    The report examined 31 states when state legislatures were considering privacy legislation and identified 445 lobbyists and lobbying firms working on behalf of Amazon, Apple, Google, Meta, and Microsoft, along with industry groups like TechNet and the State Privacy and Security Coalition.

    Continue reading
  • SEC probes Musk for not properly disclosing Twitter stake
    Meanwhile, social network's board rejects resignation of one its directors

    America's financial watchdog is investigating whether Elon Musk adequately disclosed his purchase of Twitter shares last month, just as his bid to take over the social media company hangs in the balance. 

    A letter [PDF] from the SEC addressed to the tech billionaire said he "[did] not appear" to have filed the proper form detailing his 9.2 percent stake in Twitter "required 10 days from the date of acquisition," and asked him to provide more information. Musk's shares made him one of Twitter's largest shareholders. The letter is dated April 4, and was shared this week by the regulator.

    Musk quickly moved to try and buy the whole company outright in a deal initially worth over $44 billion. Musk sold a chunk of his shares in Tesla worth $8.4 billion and bagged another $7.14 billion from investors to help finance the $21 billion he promised to put forward for the deal. The remaining $25.5 billion bill was secured via debt financing by Morgan Stanley, Bank of America, Barclays, and others. But the takeover is not going smoothly.
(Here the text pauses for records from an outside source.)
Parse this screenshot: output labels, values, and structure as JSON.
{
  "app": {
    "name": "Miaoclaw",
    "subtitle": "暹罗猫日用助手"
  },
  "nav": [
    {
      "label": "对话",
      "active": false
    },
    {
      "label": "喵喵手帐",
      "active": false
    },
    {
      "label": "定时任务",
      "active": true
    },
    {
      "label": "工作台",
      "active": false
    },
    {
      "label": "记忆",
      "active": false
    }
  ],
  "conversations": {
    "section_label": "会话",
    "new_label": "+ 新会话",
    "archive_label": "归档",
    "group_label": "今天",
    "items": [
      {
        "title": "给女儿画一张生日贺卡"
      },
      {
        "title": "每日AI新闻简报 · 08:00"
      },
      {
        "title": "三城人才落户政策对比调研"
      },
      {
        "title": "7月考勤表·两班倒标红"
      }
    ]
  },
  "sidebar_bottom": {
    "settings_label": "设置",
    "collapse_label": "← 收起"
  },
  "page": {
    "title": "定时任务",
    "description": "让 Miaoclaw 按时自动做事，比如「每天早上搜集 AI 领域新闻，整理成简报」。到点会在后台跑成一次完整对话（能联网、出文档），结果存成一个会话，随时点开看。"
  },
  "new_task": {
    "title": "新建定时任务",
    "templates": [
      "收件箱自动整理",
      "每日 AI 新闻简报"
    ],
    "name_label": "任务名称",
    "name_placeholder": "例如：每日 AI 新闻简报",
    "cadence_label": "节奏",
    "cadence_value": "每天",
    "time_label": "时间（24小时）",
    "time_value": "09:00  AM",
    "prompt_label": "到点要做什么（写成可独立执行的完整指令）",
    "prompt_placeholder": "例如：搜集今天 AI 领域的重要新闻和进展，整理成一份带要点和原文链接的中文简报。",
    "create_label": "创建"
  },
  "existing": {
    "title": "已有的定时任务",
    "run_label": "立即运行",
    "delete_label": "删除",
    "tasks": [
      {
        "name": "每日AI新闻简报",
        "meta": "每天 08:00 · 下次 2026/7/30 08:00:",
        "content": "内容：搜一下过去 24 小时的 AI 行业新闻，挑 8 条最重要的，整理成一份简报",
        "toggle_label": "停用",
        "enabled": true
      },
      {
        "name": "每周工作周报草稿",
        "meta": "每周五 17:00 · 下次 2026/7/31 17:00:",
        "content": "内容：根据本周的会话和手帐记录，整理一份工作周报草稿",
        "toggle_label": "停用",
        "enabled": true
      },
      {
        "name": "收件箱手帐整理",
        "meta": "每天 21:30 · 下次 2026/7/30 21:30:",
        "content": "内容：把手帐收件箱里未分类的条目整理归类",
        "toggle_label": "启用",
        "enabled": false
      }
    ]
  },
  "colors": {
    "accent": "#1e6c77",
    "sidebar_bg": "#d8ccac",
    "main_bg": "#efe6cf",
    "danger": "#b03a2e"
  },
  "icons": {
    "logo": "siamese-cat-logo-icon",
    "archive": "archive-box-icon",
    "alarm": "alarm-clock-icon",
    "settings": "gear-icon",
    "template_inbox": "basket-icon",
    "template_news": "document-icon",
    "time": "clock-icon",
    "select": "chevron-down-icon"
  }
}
    Continue reading

Biting the hand that feeds IT © 1998–2022